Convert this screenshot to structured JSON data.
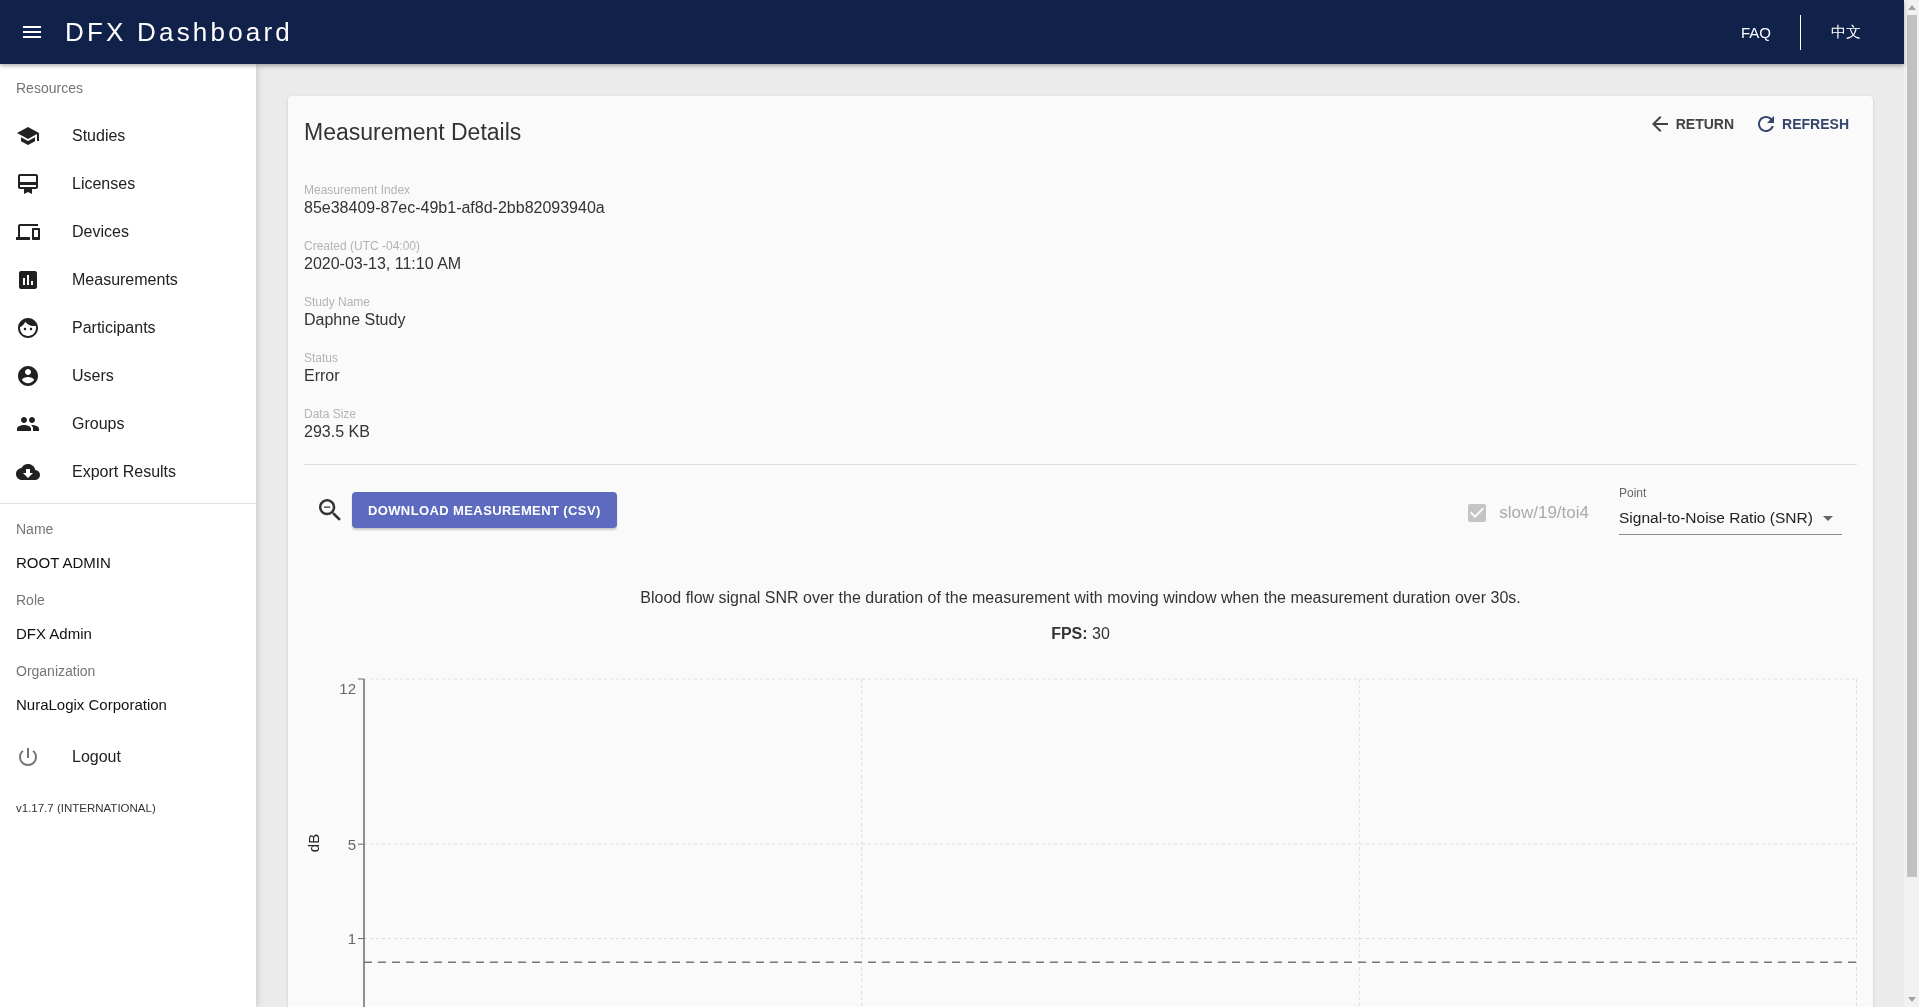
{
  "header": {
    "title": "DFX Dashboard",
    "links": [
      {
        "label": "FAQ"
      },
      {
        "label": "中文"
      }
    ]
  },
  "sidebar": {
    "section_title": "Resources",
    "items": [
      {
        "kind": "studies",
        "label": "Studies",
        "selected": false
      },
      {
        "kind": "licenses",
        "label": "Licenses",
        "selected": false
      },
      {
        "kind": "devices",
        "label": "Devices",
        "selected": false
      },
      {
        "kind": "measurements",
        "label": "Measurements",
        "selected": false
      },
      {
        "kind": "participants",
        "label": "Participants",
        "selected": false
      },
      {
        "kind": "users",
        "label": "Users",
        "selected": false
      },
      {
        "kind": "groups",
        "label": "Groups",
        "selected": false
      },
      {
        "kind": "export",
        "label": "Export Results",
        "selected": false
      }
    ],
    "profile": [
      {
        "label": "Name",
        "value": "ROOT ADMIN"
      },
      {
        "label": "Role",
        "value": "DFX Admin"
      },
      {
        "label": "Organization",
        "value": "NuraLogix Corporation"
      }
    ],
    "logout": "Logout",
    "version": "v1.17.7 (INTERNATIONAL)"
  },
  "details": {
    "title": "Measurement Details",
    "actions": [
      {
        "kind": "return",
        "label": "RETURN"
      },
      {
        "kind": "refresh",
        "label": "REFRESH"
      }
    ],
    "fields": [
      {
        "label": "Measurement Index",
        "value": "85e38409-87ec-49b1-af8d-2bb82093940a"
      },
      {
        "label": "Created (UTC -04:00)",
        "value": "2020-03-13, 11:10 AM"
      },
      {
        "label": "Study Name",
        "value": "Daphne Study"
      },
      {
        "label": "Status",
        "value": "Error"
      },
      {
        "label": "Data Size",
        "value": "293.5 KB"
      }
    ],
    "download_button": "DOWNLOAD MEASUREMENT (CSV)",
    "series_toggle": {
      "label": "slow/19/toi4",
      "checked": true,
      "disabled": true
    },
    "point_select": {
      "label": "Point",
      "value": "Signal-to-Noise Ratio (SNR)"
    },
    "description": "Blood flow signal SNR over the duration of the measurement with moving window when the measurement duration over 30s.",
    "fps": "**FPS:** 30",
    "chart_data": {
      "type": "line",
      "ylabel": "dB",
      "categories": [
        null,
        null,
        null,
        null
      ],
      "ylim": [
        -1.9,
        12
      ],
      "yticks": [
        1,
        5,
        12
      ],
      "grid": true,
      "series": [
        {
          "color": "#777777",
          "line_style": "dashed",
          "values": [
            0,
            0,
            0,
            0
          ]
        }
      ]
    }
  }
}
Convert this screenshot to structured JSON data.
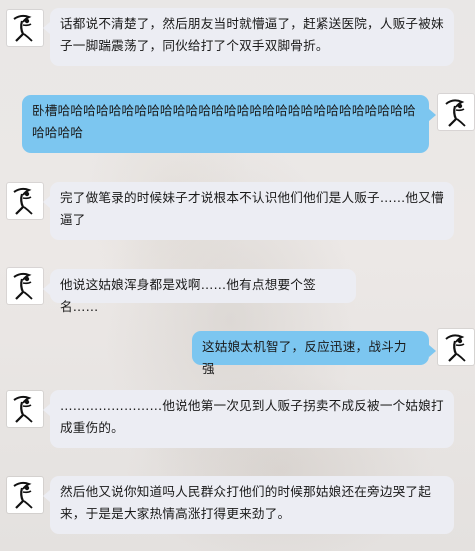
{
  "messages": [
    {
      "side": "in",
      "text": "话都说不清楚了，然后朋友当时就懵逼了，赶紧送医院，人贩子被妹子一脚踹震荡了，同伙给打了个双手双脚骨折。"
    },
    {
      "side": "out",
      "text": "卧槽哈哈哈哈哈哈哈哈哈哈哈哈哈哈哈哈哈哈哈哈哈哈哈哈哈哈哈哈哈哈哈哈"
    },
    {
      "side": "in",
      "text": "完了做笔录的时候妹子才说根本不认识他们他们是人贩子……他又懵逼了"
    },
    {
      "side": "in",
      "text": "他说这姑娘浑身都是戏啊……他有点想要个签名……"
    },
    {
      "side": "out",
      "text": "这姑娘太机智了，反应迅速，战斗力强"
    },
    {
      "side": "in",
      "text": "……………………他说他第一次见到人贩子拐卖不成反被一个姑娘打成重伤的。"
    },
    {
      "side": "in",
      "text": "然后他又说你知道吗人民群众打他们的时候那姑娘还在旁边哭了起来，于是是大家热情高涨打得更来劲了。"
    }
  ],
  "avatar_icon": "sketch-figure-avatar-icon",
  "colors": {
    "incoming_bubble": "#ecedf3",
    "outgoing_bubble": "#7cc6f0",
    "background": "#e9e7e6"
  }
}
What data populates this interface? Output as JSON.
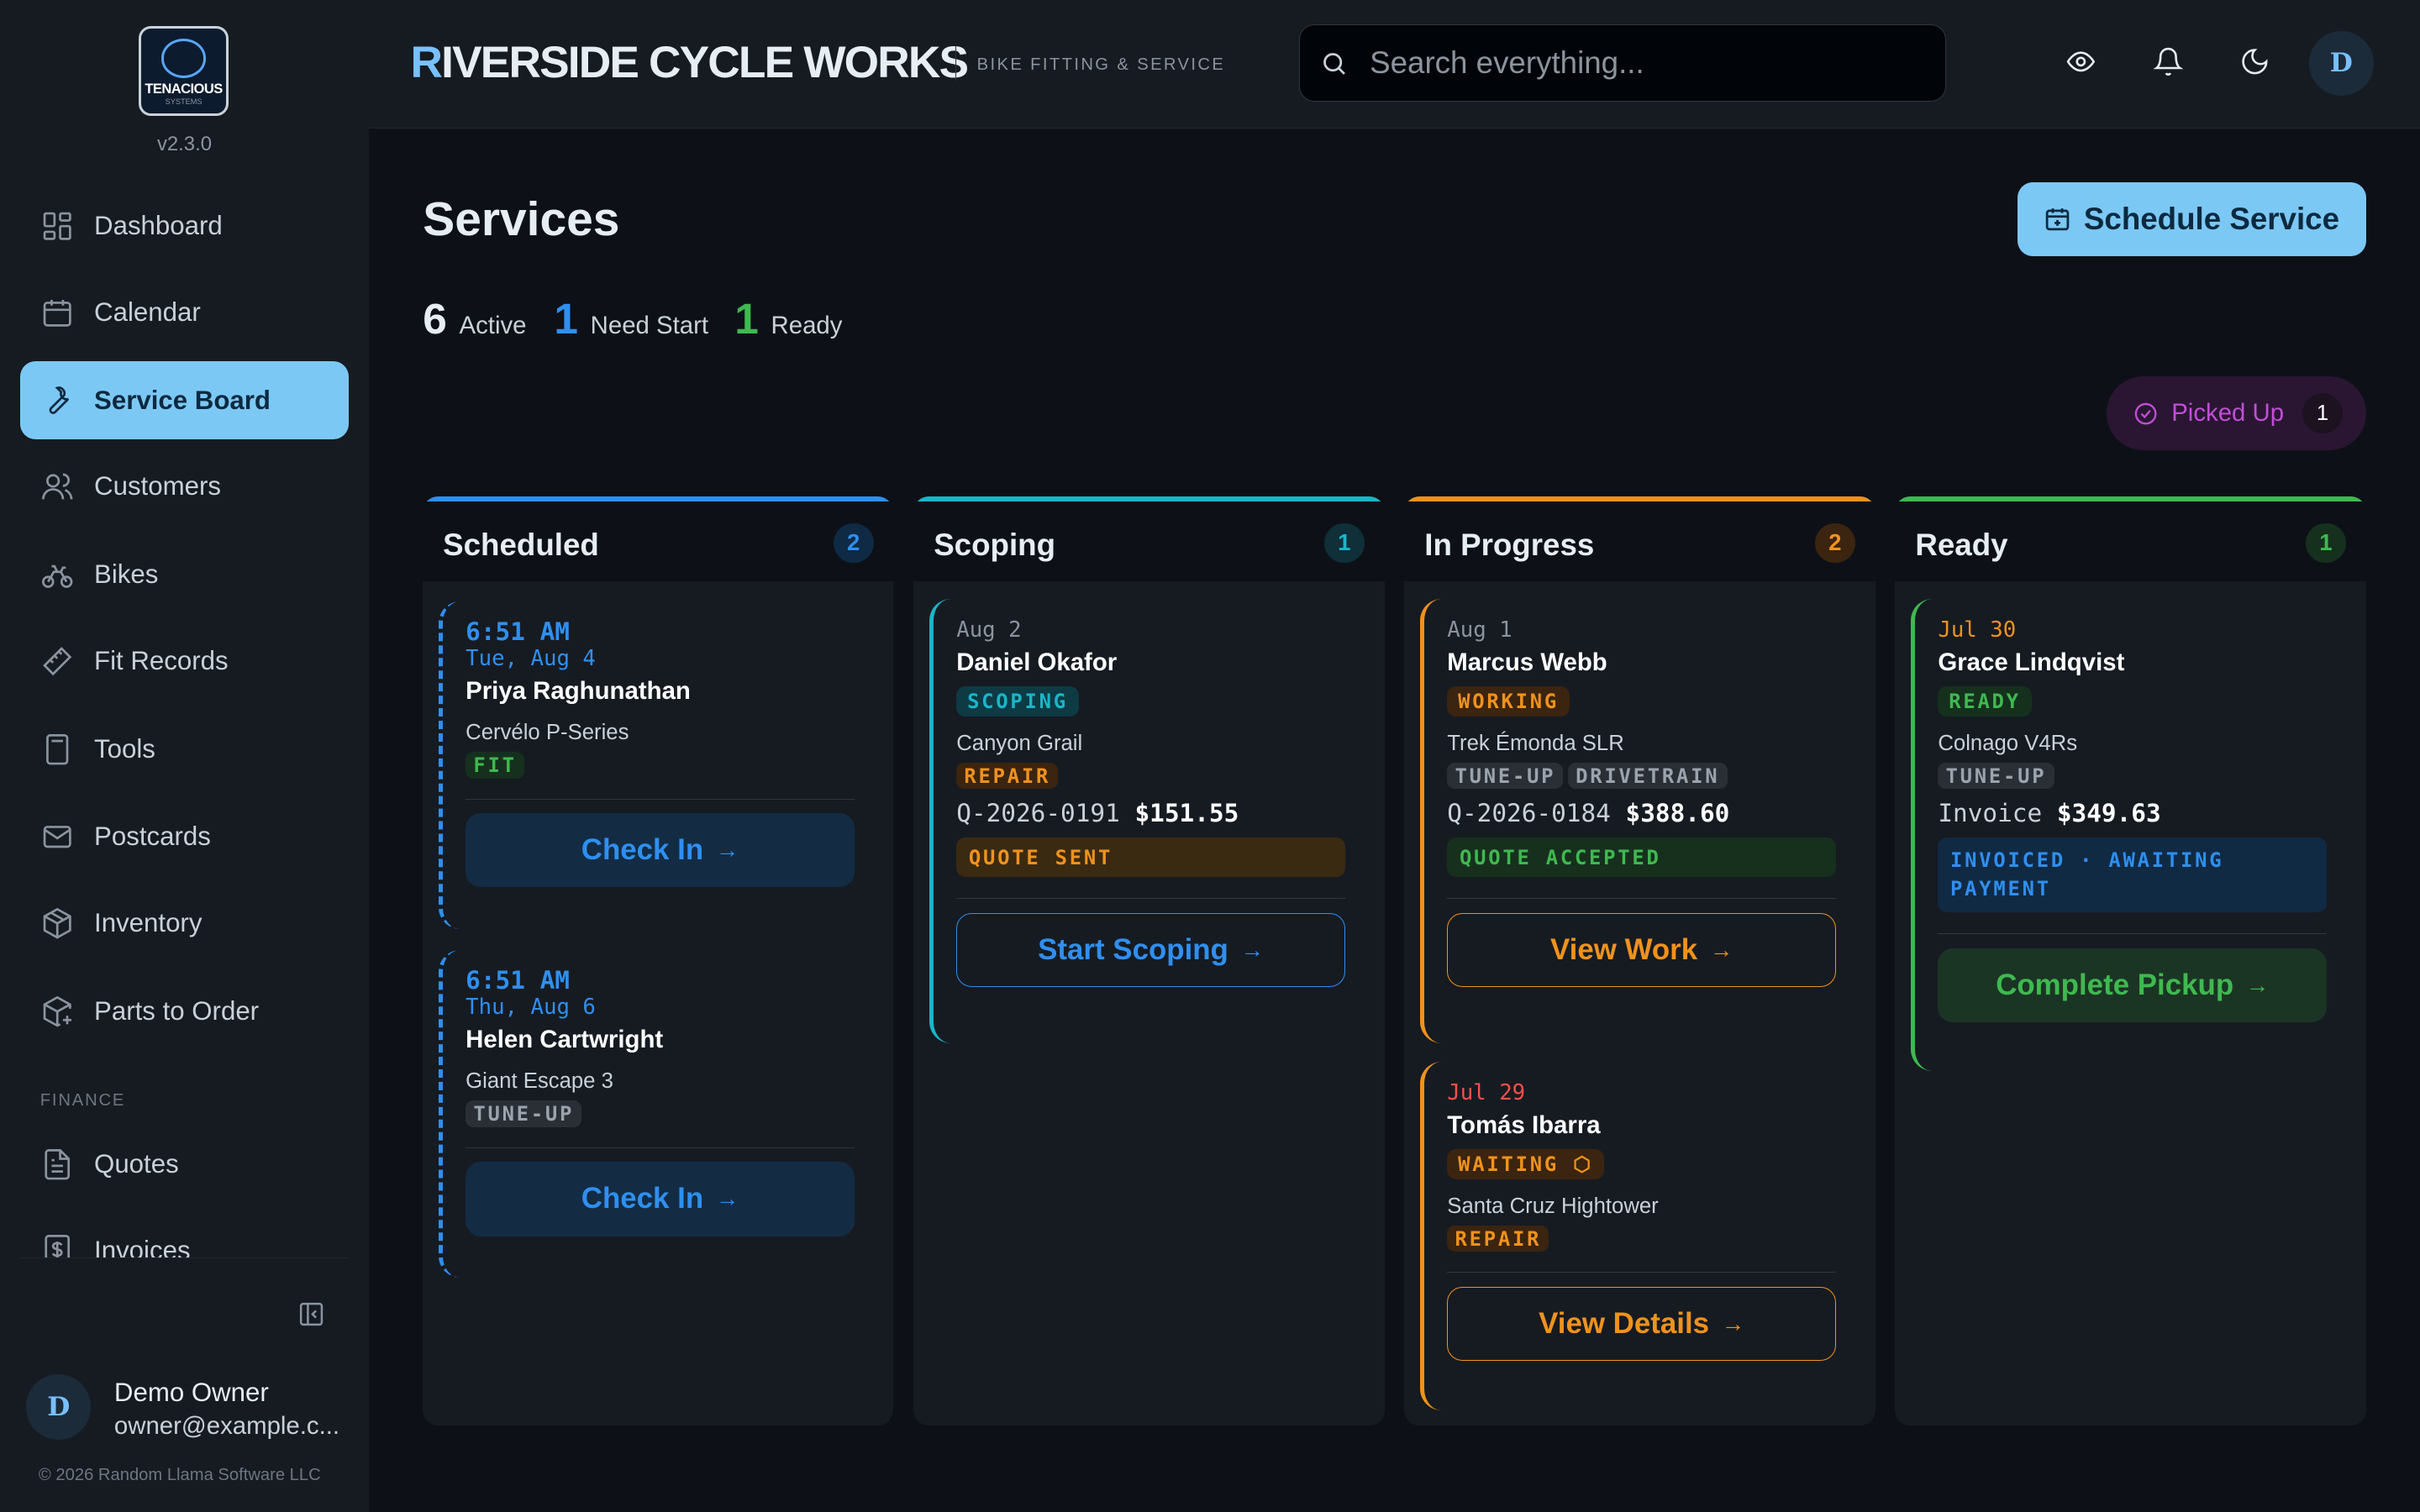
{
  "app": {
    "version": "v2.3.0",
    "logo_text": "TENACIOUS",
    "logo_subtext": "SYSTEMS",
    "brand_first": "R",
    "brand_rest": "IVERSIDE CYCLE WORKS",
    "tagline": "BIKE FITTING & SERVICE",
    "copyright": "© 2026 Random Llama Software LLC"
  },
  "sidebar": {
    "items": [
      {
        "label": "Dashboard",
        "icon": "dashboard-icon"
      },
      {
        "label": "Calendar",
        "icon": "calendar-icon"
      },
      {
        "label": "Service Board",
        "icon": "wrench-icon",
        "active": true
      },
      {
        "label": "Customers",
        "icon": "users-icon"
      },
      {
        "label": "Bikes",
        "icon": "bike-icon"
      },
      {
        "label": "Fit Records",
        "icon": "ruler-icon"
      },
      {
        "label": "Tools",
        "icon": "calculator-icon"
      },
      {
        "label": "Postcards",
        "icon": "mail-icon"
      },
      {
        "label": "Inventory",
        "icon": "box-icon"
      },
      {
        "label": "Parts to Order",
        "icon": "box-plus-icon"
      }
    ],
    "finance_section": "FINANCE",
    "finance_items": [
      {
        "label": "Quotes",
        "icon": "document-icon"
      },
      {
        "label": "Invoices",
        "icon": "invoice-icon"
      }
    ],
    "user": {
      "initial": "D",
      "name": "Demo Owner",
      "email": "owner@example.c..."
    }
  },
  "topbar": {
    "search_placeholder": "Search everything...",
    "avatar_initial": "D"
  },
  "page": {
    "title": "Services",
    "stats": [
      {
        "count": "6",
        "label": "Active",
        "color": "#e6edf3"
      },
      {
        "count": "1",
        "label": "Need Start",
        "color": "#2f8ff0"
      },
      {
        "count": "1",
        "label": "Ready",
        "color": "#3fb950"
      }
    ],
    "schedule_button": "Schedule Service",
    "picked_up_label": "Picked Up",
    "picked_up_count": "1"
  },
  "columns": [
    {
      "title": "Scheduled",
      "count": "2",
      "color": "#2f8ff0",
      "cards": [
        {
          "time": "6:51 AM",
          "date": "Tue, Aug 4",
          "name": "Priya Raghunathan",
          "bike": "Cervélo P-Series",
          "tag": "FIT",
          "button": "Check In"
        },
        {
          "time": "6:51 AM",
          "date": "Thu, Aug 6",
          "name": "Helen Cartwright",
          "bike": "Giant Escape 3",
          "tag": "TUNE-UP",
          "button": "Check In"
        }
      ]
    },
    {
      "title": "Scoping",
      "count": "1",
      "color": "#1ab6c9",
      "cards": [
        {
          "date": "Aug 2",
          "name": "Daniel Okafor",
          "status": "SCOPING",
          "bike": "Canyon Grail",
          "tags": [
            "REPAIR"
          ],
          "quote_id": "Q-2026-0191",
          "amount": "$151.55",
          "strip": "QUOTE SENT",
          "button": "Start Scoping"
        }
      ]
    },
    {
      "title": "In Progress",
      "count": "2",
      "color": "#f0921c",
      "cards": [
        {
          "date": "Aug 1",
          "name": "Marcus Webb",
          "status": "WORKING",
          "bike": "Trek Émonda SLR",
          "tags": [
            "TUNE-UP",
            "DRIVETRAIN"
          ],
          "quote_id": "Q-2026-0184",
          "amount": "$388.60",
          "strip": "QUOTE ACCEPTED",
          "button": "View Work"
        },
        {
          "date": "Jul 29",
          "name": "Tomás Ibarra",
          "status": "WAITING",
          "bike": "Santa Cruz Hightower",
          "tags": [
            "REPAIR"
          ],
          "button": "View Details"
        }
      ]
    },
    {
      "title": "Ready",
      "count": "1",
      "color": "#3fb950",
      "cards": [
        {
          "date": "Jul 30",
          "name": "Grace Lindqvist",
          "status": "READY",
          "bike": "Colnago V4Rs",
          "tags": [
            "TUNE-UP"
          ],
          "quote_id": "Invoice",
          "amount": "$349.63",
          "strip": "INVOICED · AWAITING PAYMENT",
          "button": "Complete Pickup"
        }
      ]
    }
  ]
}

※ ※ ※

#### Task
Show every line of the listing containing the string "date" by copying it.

#### Your solution
          "date": "Tue, Aug 4",
          "date": "Thu, Aug 6",
          "date": "Aug 2",
          "date": "Aug 1",
          "date": "Jul 29",
          "date": "Jul 30",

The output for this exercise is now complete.